The Journal of a Cynical Dad

Wednesday, August 17, 2005

Harris Shane Lowe

Approximately 57 hours after Patty was first induced, dozens of painful contractions, one anxious moment and a Caesarian Section later, at 4:37 pm, August 13, the eight and a half pound Harris Shane Lowe sprung into this world. I always promised myself that I wouldn't be one of those parents that would gush on and on about how adorable their baby is - I'd be the first to admit that newborns pretty much look large prunes with limbs - but I will say this: we were smitten at first sight and, he can stick his fist in his mouth.

Of course we think he's best-looking baby ever (and so begins the cycle of parent one-upmanship) but as I said earlier, we're smitten. This is hands down the coolest thing to that has ever happened to us. So the 'babymoon' is full on! I just change my first crappy diaper today and didn't even mind - ask me again in 150 diapers and I might tell a different story.
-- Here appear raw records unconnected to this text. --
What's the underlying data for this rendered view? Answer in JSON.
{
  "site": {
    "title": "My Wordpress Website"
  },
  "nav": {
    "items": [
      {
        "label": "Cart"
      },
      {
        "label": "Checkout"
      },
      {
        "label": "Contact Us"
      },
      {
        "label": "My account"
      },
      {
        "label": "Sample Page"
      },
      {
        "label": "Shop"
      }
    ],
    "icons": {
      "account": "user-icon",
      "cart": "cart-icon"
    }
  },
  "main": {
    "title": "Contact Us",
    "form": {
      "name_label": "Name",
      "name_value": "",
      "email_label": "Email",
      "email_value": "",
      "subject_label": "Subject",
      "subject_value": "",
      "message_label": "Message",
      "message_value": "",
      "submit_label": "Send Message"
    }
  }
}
The doctors and nurses at St. Paul's hospital are great. We have a happy baby boy and owe a lot to the staff for making the experience a good one. Patty was amazing through the entire labour. She kept it together the whole time, made jokes between contractions and only swore a total of nine times, remarkable considering her nickname is Miss Potty-Mouth.

It wasn't an easy labour. At 10:00 pm on Friday night, we returned to the hospital. After several hours of painful labour at home they determine Patty's close enough to be allowed to stay and at Midnight we're admitted into the Maternity ward. We're assigned the "Princess Room", the largest room in the ward (all maternity rooms at St. Paul's are private) and manage to get a couple fitful hours sleep.

Even though Patty was in active labour, her contractions actually space further apart, so around 7:00 am they suggest using Oxytocin to move things along. They start off with a low dose and it appears to work. The contractions are more painful and they give her Nitrous Oxide, or laughing gas as it's more commonly known. It's like smoking a bong. Patty loves the gas.

So do I.

At 2:30 pm Patty has a painful four-minute long contraction that seems to affect the baby too. I was dozing on the couch and woke up to a nurse strapping an oxygen mask to Patty's face. Four nurses and a doctor are buzzing around. Patty is freaking out, my heart's racing but all I can do is watch. In the end it turns out that neither Patty or the baby reacts well to Oxytocin, and while there was never any danger they had to move fast in case there was. After that ordeal, and the fact Patty's labour wasn't really progressing we decide to have a C-section.

The rest of the story you know.